HIGHLAND - An air ambulance service stands accused of denying their nurses and paramedics rightful compensation by failing to pay proper overtime rates.
A couple, including one who still works for the company, allege Air Methods Corporation, which has locations across Illinois and the country, had its employees sign an agreement where they were not paid despite being on base and on call.
MIchael Gretzinger, a flight paramedic who still works for the company, and his wife Angela, a nurse, filed suit in Madison County Circuit Court and have asked for the action to be certified as a class, or collective, on behalf of themselves and all other employees "similarly situated."

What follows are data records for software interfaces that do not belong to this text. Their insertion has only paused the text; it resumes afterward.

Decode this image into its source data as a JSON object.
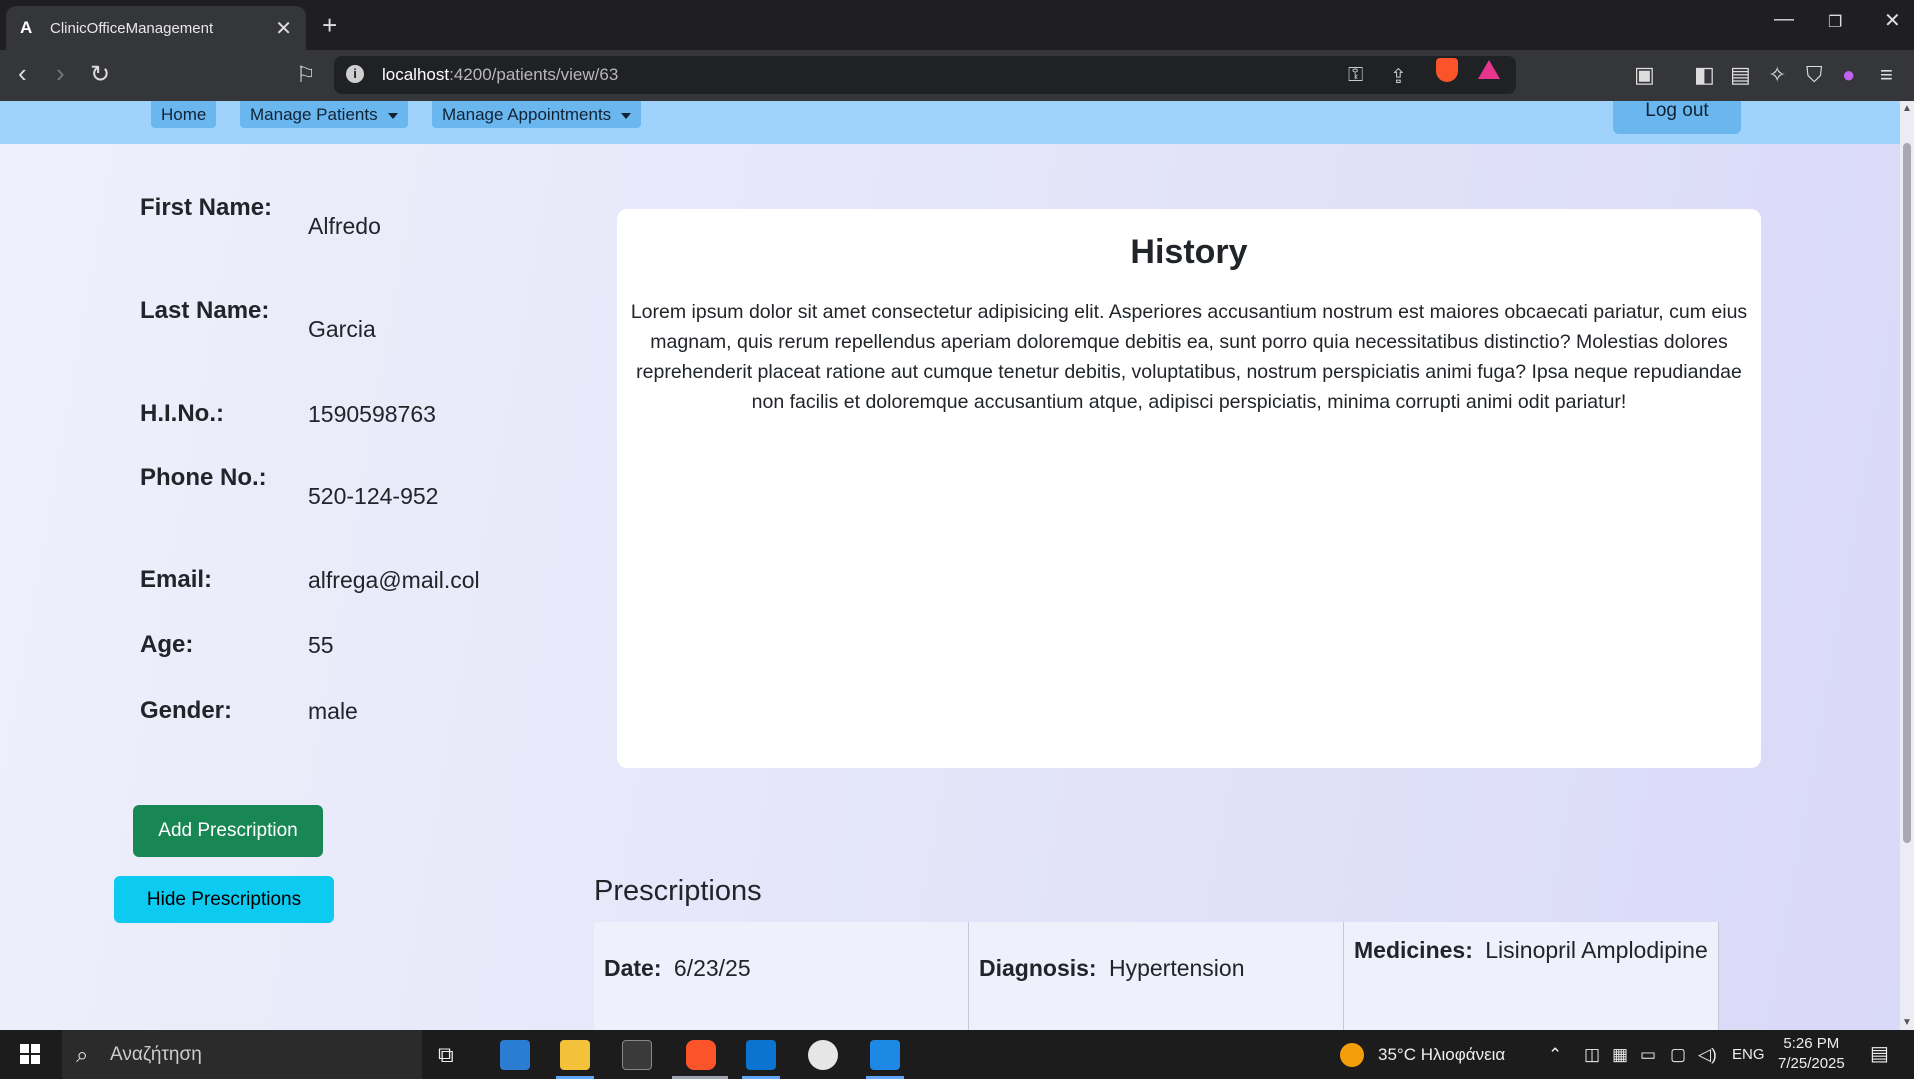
{
  "browser": {
    "tab_title": "ClinicOfficeManagement",
    "tab_icon": "A",
    "url_host": "localhost",
    "url_path": ":4200/patients/view/63"
  },
  "nav": {
    "home": "Home",
    "manage_patients": "Manage Patients",
    "manage_appointments": "Manage Appointments",
    "logout": "Log out"
  },
  "patient": {
    "first_name_label": "First Name:",
    "first_name": "Alfredo",
    "last_name_label": "Last Name:",
    "last_name": "Garcia",
    "hino_label": "H.I.No.:",
    "hino": "1590598763",
    "phone_label": "Phone No.:",
    "phone": "520-124-952",
    "email_label": "Email:",
    "email": "alfrega@mail.col",
    "age_label": "Age:",
    "age": "55",
    "gender_label": "Gender:",
    "gender": "male"
  },
  "history": {
    "title": "History",
    "text": "Lorem ipsum dolor sit amet consectetur adipisicing elit. Asperiores accusantium nostrum est maiores obcaecati pariatur, cum eius magnam, quis rerum repellendus aperiam doloremque debitis ea, sunt porro quia necessitatibus distinctio? Molestias dolores reprehenderit placeat ratione aut cumque tenetur debitis, voluptatibus, nostrum perspiciatis animi fuga? Ipsa neque repudiandae non facilis et doloremque accusantium atque, adipisci perspiciatis, minima corrupti animi odit pariatur!"
  },
  "actions": {
    "add_prescription": "Add Prescription",
    "hide_prescriptions": "Hide Prescriptions"
  },
  "prescriptions": {
    "title": "Prescriptions",
    "rows": [
      {
        "date_label": "Date:",
        "date": "6/23/25",
        "diagnosis_label": "Diagnosis:",
        "diagnosis": "Hypertension",
        "medicines_label": "Medicines:",
        "medicines": "Lisinopril Amplodipine"
      }
    ]
  },
  "taskbar": {
    "search_placeholder": "Αναζήτηση",
    "weather": "35°C  Ηλιοφάνεια",
    "language": "ENG",
    "time": "5:26 PM",
    "date": "7/25/2025"
  },
  "colors": {
    "navbar": "#9fd3fb",
    "nav_item": "#6ab7f0",
    "add_button": "#198754",
    "hide_button": "#0dcaf0"
  }
}
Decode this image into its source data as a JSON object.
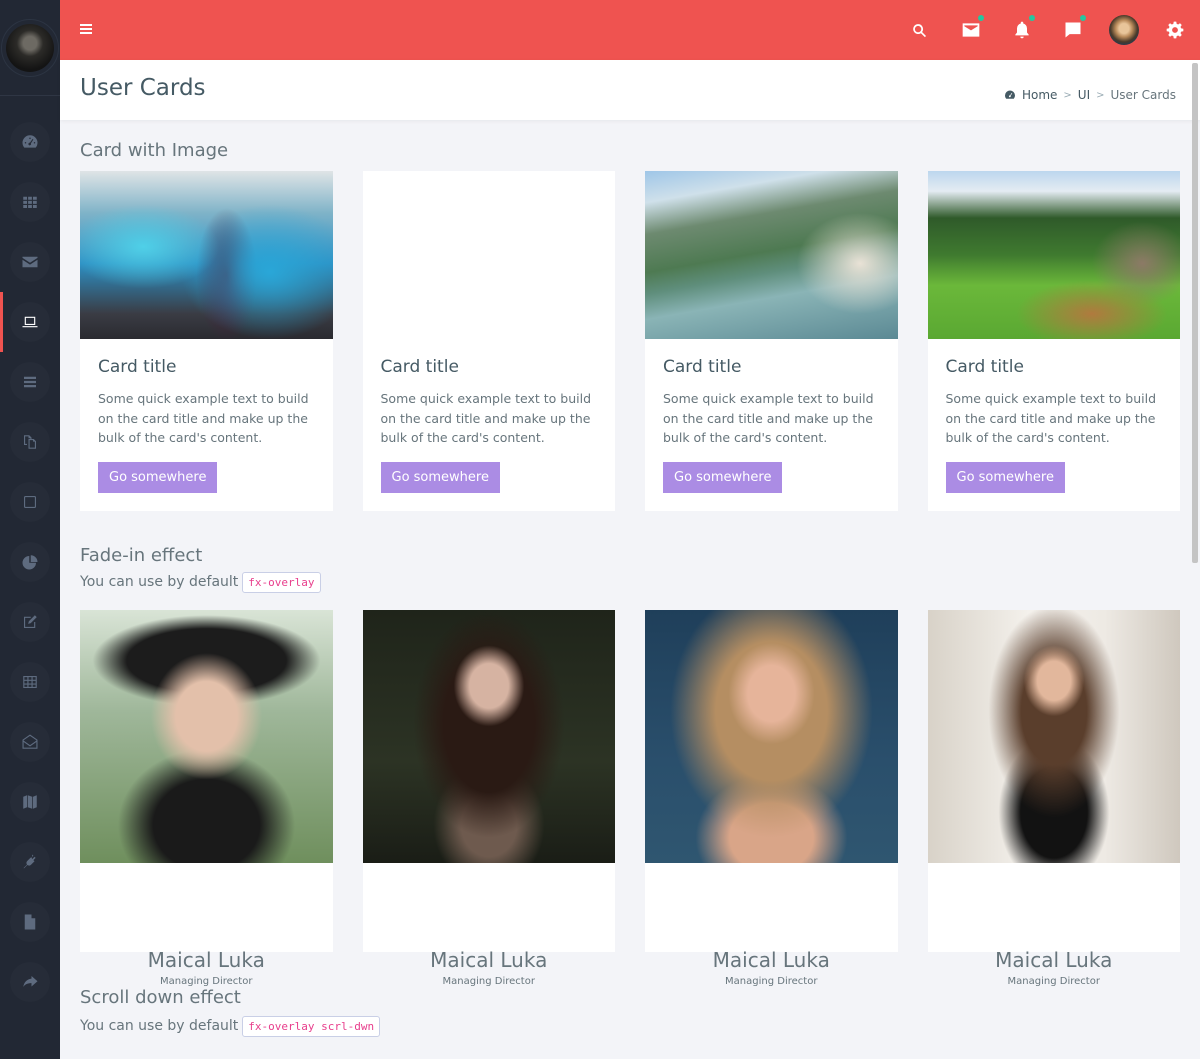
{
  "topbar": {
    "icons": [
      "search-icon",
      "mail-icon",
      "bell-icon",
      "chat-icon",
      "user-avatar",
      "gear-icon"
    ],
    "accent": "#ef5350",
    "notification_dot_color": "#26c6a0"
  },
  "sidebar": {
    "items": [
      {
        "icon": "dashboard-icon",
        "active": false
      },
      {
        "icon": "apps-grid-icon",
        "active": false
      },
      {
        "icon": "envelope-icon",
        "active": false
      },
      {
        "icon": "laptop-icon",
        "active": true
      },
      {
        "icon": "list-icon",
        "active": false
      },
      {
        "icon": "copy-icon",
        "active": false
      },
      {
        "icon": "square-icon",
        "active": false
      },
      {
        "icon": "pie-chart-icon",
        "active": false
      },
      {
        "icon": "edit-icon",
        "active": false
      },
      {
        "icon": "table-icon",
        "active": false
      },
      {
        "icon": "envelope-open-icon",
        "active": false
      },
      {
        "icon": "map-icon",
        "active": false
      },
      {
        "icon": "plug-icon",
        "active": false
      },
      {
        "icon": "file-icon",
        "active": false
      },
      {
        "icon": "share-icon",
        "active": false
      }
    ]
  },
  "header": {
    "title": "User Cards",
    "breadcrumb": [
      "Home",
      "UI",
      "User Cards"
    ]
  },
  "section1": {
    "title": "Card with Image",
    "cards": [
      {
        "title": "Card title",
        "text": "Some quick example text to build on the card title and make up the bulk of the card's content.",
        "button": "Go somewhere"
      },
      {
        "title": "Card title",
        "text": "Some quick example text to build on the card title and make up the bulk of the card's content.",
        "button": "Go somewhere"
      },
      {
        "title": "Card title",
        "text": "Some quick example text to build on the card title and make up the bulk of the card's content.",
        "button": "Go somewhere"
      },
      {
        "title": "Card title",
        "text": "Some quick example text to build on the card title and make up the bulk of the card's content.",
        "button": "Go somewhere"
      }
    ]
  },
  "section2": {
    "title": "Fade-in effect",
    "subtitle": "You can use by default",
    "code": "fx-overlay",
    "people": [
      {
        "name": "Maical Luka",
        "role": "Managing Director"
      },
      {
        "name": "Maical Luka",
        "role": "Managing Director"
      },
      {
        "name": "Maical Luka",
        "role": "Managing Director"
      },
      {
        "name": "Maical Luka",
        "role": "Managing Director"
      }
    ]
  },
  "section3": {
    "title": "Scroll down effect",
    "subtitle": "You can use by default",
    "code": "fx-overlay scrl-dwn"
  }
}
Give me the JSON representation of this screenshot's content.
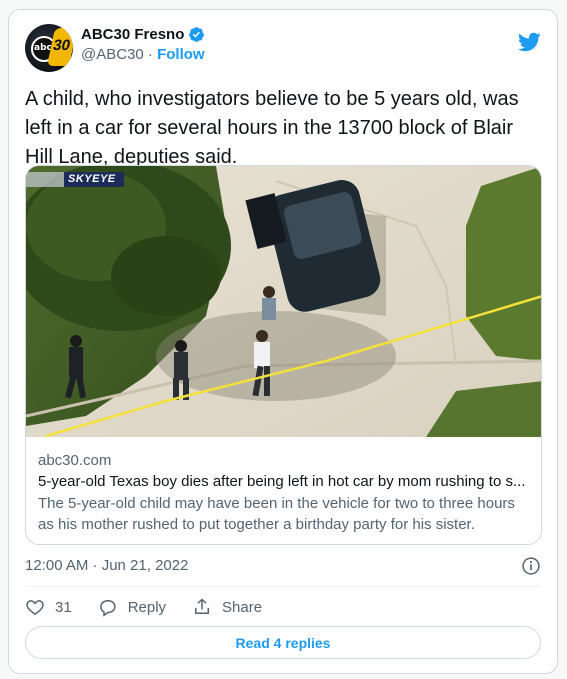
{
  "author": {
    "display_name": "ABC30 Fresno",
    "handle": "@ABC30",
    "separator": " · ",
    "follow_label": "Follow",
    "avatar_text": "abc",
    "avatar_number": "30"
  },
  "tweet": {
    "text": "A child, who investigators believe to be 5 years old, was left in a car for several hours in the 13700 block of Blair Hill Lane, deputies said."
  },
  "media": {
    "watermark": "SKYEYE",
    "domain": "abc30.com",
    "title": "5-year-old Texas boy dies after being left in hot car by mom rushing to s...",
    "description": "The 5-year-old child may have been in the vehicle for two to three hours as his mother rushed to put together a birthday party for his sister."
  },
  "meta": {
    "timestamp": "12:00 AM · Jun 21, 2022"
  },
  "actions": {
    "like_count": "31",
    "reply_label": "Reply",
    "share_label": "Share"
  },
  "footer": {
    "read_replies_label": "Read 4 replies"
  },
  "colors": {
    "accent": "#1d9bf0",
    "text_primary": "#0f1419",
    "text_secondary": "#536471",
    "border": "#cfd9de",
    "tape_yellow": "#f3e03b"
  },
  "icons": [
    "verified-badge-icon",
    "twitter-bird-icon",
    "info-icon",
    "heart-icon",
    "reply-bubble-icon",
    "share-icon"
  ]
}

"We are in receipt of the complaint," Megan Smith, a senior account director with public relations firm, AC Marketing, told the Record on behalf of Air Methods. "It is our policy not to comment on pending litigation."
The couple, from Mascoutah in St. Clair County, are alleging violations of the Illinois Minimum Wage Act, claiming that, as non-exempt workers, they and their colleagues are entitled to time and a half for all hours over 40 hours worked in a week. Colorado-headquartered Air Methods, which operates its helicopter service at approximately 300 bases in 48 states, according to the complaint, is also accused of unjust enrichment.
In their filing, the plaintiffs, both of whom began working for the company in 2014, reveal what they claim forms the core of their complaint, and which led to employees routinely working more than 40 hours, and not being paid properly.
Employees, it is alleged, had to sign an agreement where they were obliged to work a 24-hour shift, but with the caveat that there was a sleep time of eight hours within that period. Dormitory and kitchens were sited on the base, which in this present case was Highland.
However, the Gretzingers claimed that the sleep period was not considered as time worked unless it was interrupted by a call. Then the nurses and paramedics would be paid for their time.
Employees had to "remain at the facility base and be 'on call' for medical emergencies," the complaint states.
It further notes language in the minimum wage statute that states that an agreement between an employer and an employee that leads to pay that is less than the statutory overtime is not a defense against an action.
The plaintiffs state that they and all others in the same situation "suffered economic harm," and that, under the law, each is entitled to three times the amount of actual monetary loss, plus five percent for every underpayment for each month.
They also asked the court to certify a class action and enter judgment for violations of the minimum wage law, and award damages for unjust enrichment.
The Gretzingers are represented by Mark S. Schuver of Mathis, Marifian & Richter of Belleville.
Madison County Circuit Court case number 2019-L-1414.